(Data about app and page elements)
__________________________________________________
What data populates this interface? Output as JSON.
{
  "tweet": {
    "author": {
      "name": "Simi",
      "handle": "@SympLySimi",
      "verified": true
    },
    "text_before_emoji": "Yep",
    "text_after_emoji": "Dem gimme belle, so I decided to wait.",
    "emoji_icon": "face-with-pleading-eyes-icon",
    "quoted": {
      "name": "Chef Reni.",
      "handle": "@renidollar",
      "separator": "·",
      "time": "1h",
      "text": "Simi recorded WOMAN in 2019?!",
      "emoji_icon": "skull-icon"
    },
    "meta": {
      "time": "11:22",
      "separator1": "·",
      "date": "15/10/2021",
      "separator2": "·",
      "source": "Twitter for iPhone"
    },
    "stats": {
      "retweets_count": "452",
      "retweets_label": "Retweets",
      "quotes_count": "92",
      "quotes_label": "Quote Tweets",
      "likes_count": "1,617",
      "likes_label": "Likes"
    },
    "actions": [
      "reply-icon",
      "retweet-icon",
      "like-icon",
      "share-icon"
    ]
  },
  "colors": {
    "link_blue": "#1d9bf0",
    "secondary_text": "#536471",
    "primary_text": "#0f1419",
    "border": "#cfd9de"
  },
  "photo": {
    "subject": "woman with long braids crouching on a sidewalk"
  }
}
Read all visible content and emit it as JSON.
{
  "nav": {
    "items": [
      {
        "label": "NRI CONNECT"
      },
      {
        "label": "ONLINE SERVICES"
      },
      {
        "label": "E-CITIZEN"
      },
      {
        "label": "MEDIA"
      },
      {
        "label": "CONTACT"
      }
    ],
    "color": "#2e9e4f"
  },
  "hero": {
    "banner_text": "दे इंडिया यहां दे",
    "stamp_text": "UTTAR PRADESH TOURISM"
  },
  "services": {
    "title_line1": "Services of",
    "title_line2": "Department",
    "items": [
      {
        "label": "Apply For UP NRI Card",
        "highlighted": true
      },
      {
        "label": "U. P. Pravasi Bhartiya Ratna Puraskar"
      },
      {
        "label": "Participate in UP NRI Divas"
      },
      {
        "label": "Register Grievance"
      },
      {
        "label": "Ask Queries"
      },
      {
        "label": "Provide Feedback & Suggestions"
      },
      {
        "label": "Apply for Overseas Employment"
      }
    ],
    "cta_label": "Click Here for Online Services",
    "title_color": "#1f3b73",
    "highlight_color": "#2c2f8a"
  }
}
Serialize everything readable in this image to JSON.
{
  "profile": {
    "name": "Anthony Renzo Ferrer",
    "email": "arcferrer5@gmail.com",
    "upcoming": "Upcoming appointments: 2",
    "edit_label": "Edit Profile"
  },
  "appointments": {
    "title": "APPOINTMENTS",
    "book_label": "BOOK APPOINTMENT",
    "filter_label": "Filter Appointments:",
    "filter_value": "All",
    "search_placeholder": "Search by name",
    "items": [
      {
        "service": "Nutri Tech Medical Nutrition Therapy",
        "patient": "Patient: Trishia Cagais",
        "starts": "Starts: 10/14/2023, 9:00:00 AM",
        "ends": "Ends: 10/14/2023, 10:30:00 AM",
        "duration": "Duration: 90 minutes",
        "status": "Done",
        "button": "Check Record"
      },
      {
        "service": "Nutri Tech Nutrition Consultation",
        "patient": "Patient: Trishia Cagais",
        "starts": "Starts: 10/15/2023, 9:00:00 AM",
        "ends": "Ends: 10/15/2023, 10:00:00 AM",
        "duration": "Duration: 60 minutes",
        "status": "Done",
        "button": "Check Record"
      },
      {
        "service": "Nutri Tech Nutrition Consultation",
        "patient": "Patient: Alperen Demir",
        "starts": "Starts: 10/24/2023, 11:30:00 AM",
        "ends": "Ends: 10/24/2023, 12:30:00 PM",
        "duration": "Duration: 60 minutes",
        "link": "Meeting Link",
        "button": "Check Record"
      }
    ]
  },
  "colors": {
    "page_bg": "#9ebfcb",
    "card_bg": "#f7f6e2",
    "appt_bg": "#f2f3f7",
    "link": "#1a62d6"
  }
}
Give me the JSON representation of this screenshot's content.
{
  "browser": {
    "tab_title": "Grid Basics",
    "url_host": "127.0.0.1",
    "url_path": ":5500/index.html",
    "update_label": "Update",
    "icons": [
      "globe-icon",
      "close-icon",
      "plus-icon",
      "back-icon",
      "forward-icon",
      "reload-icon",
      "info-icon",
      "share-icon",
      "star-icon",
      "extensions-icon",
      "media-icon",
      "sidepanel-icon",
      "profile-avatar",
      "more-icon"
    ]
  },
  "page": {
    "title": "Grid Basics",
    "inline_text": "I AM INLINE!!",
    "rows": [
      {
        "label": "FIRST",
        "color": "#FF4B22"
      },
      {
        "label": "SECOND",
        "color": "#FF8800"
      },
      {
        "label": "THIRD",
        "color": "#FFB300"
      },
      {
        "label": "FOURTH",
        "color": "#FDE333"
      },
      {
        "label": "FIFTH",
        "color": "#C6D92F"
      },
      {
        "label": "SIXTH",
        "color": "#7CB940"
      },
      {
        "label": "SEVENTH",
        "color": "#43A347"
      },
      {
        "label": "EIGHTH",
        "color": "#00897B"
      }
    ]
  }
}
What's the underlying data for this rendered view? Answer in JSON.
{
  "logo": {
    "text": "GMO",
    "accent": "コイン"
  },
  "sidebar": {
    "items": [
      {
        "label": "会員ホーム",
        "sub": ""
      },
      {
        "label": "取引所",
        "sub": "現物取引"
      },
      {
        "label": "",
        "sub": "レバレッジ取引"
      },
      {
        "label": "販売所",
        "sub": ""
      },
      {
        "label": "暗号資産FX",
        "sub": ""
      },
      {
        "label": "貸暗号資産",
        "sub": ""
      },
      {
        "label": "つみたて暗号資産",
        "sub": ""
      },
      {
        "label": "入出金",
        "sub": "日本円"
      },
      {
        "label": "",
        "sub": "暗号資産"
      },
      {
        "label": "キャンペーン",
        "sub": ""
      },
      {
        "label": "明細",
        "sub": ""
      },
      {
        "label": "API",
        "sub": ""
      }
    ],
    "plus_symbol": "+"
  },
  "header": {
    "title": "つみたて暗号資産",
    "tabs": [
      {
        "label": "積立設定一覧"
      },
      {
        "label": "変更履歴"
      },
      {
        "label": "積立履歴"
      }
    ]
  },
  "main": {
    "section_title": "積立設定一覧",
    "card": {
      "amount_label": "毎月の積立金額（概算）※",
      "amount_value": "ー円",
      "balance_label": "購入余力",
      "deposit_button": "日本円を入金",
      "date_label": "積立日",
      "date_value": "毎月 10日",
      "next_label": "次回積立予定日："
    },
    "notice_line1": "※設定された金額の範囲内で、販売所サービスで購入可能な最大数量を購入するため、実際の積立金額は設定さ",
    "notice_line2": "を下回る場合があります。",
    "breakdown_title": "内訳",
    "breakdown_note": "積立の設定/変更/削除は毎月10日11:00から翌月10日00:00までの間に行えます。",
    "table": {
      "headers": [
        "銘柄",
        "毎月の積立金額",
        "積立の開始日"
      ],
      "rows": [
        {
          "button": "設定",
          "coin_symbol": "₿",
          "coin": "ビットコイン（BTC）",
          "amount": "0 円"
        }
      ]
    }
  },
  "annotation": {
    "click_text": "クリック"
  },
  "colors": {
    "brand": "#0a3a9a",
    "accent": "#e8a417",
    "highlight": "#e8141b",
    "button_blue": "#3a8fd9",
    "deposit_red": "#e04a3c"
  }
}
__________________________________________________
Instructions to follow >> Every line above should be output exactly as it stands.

Reply >>
What data populates this interface? Output as JSON.
{
  "tweet": {
    "author": {
      "name": "Simi",
      "handle": "@SympLySimi",
      "verified": true
    },
    "text_before_emoji": "Yep",
    "text_after_emoji": "Dem gimme belle, so I decided to wait.",
    "emoji_icon": "face-with-pleading-eyes-icon",
    "quoted": {
      "name": "Chef Reni.",
      "handle": "@renidollar",
      "separator": "·",
      "time": "1h",
      "text": "Simi recorded WOMAN in 2019?!",
      "emoji_icon": "skull-icon"
    },
    "meta": {
      "time": "11:22",
      "separator1": "·",
      "date": "15/10/2021",
      "separator2": "·",
      "source": "Twitter for iPhone"
    },
    "stats": {
      "retweets_count": "452",
      "retweets_label": "Retweets",
      "quotes_count": "92",
      "quotes_label": "Quote Tweets",
      "likes_count": "1,617",
      "likes_label": "Likes"
    },
    "actions": [
      "reply-icon",
      "retweet-icon",
      "like-icon",
      "share-icon"
    ]
  },
  "colors": {
    "link_blue": "#1d9bf0",
    "secondary_text": "#536471",
    "primary_text": "#0f1419",
    "border": "#cfd9de"
  },
  "photo": {
    "subject": "woman with long braids crouching on a sidewalk"
  }
}
Read all visible content and emit it as JSON.
{
  "nav": {
    "items": [
      {
        "label": "NRI CONNECT"
      },
      {
        "label": "ONLINE SERVICES"
      },
      {
        "label": "E-CITIZEN"
      },
      {
        "label": "MEDIA"
      },
      {
        "label": "CONTACT"
      }
    ],
    "color": "#2e9e4f"
  },
  "hero": {
    "banner_text": "दे इंडिया यहां दे",
    "stamp_text": "UTTAR PRADESH TOURISM"
  },
  "services": {
    "title_line1": "Services of",
    "title_line2": "Department",
    "items": [
      {
        "label": "Apply For UP NRI Card",
        "highlighted": true
      },
      {
        "label": "U. P. Pravasi Bhartiya Ratna Puraskar"
      },
      {
        "label": "Participate in UP NRI Divas"
      },
      {
        "label": "Register Grievance"
      },
      {
        "label": "Ask Queries"
      },
      {
        "label": "Provide Feedback & Suggestions"
      },
      {
        "label": "Apply for Overseas Employment"
      }
    ],
    "cta_label": "Click Here for Online Services",
    "title_color": "#1f3b73",
    "highlight_color": "#2c2f8a"
  }
}
Serialize everything readable in this image to JSON.
{
  "profile": {
    "name": "Anthony Renzo Ferrer",
    "email": "arcferrer5@gmail.com",
    "upcoming": "Upcoming appointments: 2",
    "edit_label": "Edit Profile"
  },
  "appointments": {
    "title": "APPOINTMENTS",
    "book_label": "BOOK APPOINTMENT",
    "filter_label": "Filter Appointments:",
    "filter_value": "All",
    "search_placeholder": "Search by name",
    "items": [
      {
        "service": "Nutri Tech Medical Nutrition Therapy",
        "patient": "Patient: Trishia Cagais",
        "starts": "Starts: 10/14/2023, 9:00:00 AM",
        "ends": "Ends: 10/14/2023, 10:30:00 AM",
        "duration": "Duration: 90 minutes",
        "status": "Done",
        "button": "Check Record"
      },
      {
        "service": "Nutri Tech Nutrition Consultation",
        "patient": "Patient: Trishia Cagais",
        "starts": "Starts: 10/15/2023, 9:00:00 AM",
        "ends": "Ends: 10/15/2023, 10:00:00 AM",
        "duration": "Duration: 60 minutes",
        "status": "Done",
        "button": "Check Record"
      },
      {
        "service": "Nutri Tech Nutrition Consultation",
        "patient": "Patient: Alperen Demir",
        "starts": "Starts: 10/24/2023, 11:30:00 AM",
        "ends": "Ends: 10/24/2023, 12:30:00 PM",
        "duration": "Duration: 60 minutes",
        "link": "Meeting Link",
        "button": "Check Record"
      }
    ]
  },
  "colors": {
    "page_bg": "#9ebfcb",
    "card_bg": "#f7f6e2",
    "appt_bg": "#f2f3f7",
    "link": "#1a62d6"
  }
}
Give me the JSON representation of this screenshot's content.
{
  "browser": {
    "tab_title": "Grid Basics",
    "url_host": "127.0.0.1",
    "url_path": ":5500/index.html",
    "update_label": "Update",
    "icons": [
      "globe-icon",
      "close-icon",
      "plus-icon",
      "back-icon",
      "forward-icon",
      "reload-icon",
      "info-icon",
      "share-icon",
      "star-icon",
      "extensions-icon",
      "media-icon",
      "sidepanel-icon",
      "profile-avatar",
      "more-icon"
    ]
  },
  "page": {
    "title": "Grid Basics",
    "inline_text": "I AM INLINE!!",
    "rows": [
      {
        "label": "FIRST",
        "color": "#FF4B22"
      },
      {
        "label": "SECOND",
        "color": "#FF8800"
      },
      {
        "label": "THIRD",
        "color": "#FFB300"
      },
      {
        "label": "FOURTH",
        "color": "#FDE333"
      },
      {
        "label": "FIFTH",
        "color": "#C6D92F"
      },
      {
        "label": "SIXTH",
        "color": "#7CB940"
      },
      {
        "label": "SEVENTH",
        "color": "#43A347"
      },
      {
        "label": "EIGHTH",
        "color": "#00897B"
      }
    ]
  }
}
What's the underlying data for this rendered view? Answer in JSON.
{
  "logo": {
    "text": "GMO",
    "accent": "コイン"
  },
  "sidebar": {
    "items": [
      {
        "label": "会員ホーム",
        "sub": ""
      },
      {
        "label": "取引所",
        "sub": "現物取引"
      },
      {
        "label": "",
        "sub": "レバレッジ取引"
      },
      {
        "label": "販売所",
        "sub": ""
      },
      {
        "label": "暗号資産FX",
        "sub": ""
      },
      {
        "label": "貸暗号資産",
        "sub": ""
      },
      {
        "label": "つみたて暗号資産",
        "sub": ""
      },
      {
        "label": "入出金",
        "sub": "日本円"
      },
      {
        "label": "",
        "sub": "暗号資産"
      },
      {
        "label": "キャンペーン",
        "sub": ""
      },
      {
        "label": "明細",
        "sub": ""
      },
      {
        "label": "API",
        "sub": ""
      }
    ],
    "plus_symbol": "+"
  },
  "header": {
    "title": "つみたて暗号資産",
    "tabs": [
      {
        "label": "積立設定一覧"
      },
      {
        "label": "変更履歴"
      },
      {
        "label": "積立履歴"
      }
    ]
  },
  "main": {
    "section_title": "積立設定一覧",
    "card": {
      "amount_label": "毎月の積立金額（概算）※",
      "amount_value": "ー円",
      "balance_label": "購入余力",
      "deposit_button": "日本円を入金",
      "date_label": "積立日",
      "date_value": "毎月 10日",
      "next_label": "次回積立予定日："
    },
    "notice_line1": "※設定された金額の範囲内で、販売所サービスで購入可能な最大数量を購入するため、実際の積立金額は設定さ",
    "notice_line2": "を下回る場合があります。",
    "breakdown_title": "内訳",
    "breakdown_note": "積立の設定/変更/削除は毎月10日11:00から翌月10日00:00までの間に行えます。",
    "table": {
      "headers": [
        "銘柄",
        "毎月の積立金額",
        "積立の開始日"
      ],
      "rows": [
        {
          "button": "設定",
          "coin_symbol": "₿",
          "coin": "ビットコイン（BTC）",
          "amount": "0 円"
        }
      ]
    }
  },
  "annotation": {
    "click_text": "クリック"
  },
  "colors": {
    "brand": "#0a3a9a",
    "accent": "#e8a417",
    "highlight": "#e8141b",
    "button_blue": "#3a8fd9",
    "deposit_red": "#e04a3c"
  }
}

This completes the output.